> _PROBLEM TO SOLVE_:
Which lines mention "TextBlock"? Show each one from the listing.

** RECORDS FOR THE TASK follows **

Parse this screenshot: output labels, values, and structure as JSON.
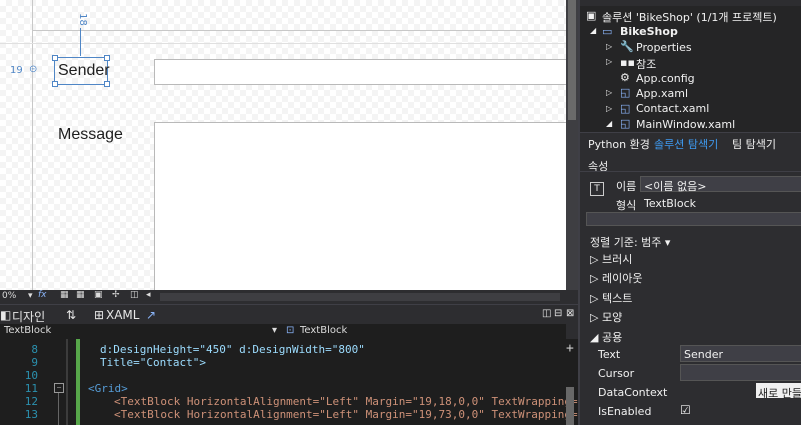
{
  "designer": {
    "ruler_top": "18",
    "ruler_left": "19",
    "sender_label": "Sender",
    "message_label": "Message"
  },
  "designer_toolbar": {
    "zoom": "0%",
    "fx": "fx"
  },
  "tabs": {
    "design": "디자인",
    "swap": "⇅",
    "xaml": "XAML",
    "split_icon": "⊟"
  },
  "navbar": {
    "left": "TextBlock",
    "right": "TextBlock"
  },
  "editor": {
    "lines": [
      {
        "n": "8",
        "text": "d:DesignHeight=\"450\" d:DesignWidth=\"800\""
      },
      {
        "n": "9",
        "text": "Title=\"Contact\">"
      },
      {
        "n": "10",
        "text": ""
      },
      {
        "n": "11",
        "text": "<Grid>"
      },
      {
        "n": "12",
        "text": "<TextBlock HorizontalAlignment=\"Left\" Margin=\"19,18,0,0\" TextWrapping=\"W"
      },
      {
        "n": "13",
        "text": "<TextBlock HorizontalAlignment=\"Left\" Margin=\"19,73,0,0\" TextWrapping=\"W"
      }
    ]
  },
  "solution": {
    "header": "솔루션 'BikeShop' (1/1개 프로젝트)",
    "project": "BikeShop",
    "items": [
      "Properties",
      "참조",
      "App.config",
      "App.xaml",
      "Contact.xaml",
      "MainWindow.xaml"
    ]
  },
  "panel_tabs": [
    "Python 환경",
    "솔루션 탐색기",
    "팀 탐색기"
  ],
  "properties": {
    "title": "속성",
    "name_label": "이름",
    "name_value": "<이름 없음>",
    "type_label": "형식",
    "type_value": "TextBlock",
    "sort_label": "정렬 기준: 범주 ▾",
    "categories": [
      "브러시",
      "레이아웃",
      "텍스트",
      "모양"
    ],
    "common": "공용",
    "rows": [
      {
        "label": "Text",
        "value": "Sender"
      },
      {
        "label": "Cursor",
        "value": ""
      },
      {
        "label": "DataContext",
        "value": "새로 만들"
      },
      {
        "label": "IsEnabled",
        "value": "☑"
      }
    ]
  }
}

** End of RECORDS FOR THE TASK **
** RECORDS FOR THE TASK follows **

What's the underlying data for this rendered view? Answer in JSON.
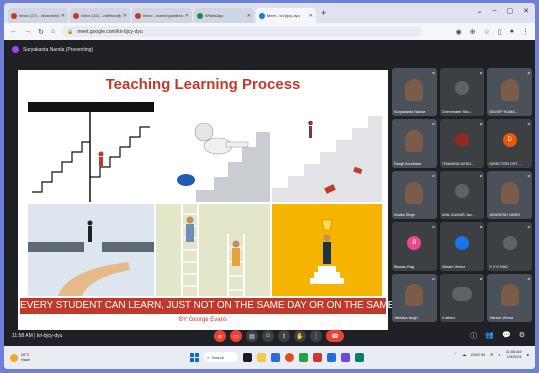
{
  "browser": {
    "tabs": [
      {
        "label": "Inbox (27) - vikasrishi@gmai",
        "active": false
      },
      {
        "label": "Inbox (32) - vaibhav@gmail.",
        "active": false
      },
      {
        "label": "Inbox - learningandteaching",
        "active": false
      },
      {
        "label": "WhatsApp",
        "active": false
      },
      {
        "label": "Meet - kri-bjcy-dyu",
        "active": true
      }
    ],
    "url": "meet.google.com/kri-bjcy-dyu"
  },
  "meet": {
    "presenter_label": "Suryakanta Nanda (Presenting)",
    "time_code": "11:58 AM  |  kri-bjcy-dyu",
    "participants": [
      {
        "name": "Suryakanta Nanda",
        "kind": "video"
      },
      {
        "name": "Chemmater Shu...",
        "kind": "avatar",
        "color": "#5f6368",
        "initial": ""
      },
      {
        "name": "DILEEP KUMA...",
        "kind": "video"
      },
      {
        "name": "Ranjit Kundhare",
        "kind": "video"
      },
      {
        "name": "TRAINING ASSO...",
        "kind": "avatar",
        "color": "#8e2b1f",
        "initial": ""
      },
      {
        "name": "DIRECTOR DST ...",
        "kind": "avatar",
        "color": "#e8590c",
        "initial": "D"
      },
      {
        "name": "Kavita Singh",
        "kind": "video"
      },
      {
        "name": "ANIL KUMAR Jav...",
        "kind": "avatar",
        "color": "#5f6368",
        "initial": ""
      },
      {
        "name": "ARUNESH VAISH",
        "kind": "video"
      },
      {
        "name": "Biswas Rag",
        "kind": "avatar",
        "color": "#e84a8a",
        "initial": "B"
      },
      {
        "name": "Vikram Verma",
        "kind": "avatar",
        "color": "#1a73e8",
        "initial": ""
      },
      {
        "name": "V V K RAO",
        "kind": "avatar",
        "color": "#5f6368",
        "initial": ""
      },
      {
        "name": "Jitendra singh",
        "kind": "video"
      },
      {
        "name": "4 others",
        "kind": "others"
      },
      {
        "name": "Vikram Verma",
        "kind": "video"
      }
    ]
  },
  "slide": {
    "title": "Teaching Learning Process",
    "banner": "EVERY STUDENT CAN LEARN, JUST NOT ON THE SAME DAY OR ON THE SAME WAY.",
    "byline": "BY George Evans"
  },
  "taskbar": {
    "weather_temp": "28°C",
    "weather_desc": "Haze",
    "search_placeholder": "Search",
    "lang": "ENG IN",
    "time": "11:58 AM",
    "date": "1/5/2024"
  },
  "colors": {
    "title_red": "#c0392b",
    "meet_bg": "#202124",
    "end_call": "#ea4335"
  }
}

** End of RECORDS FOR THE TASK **

> _RESULT FOR THIS EXERCISE_:
    "left": "TextBlock",
    "right": "TextBlock"
        "text": "<TextBlock HorizontalAlignment=\"Left\" Margin=\"19,18,0,0\" TextWrapping=\"W"
        "text": "<TextBlock HorizontalAlignment=\"Left\" Margin=\"19,73,0,0\" TextWrapping=\"W"
    "type_value": "TextBlock",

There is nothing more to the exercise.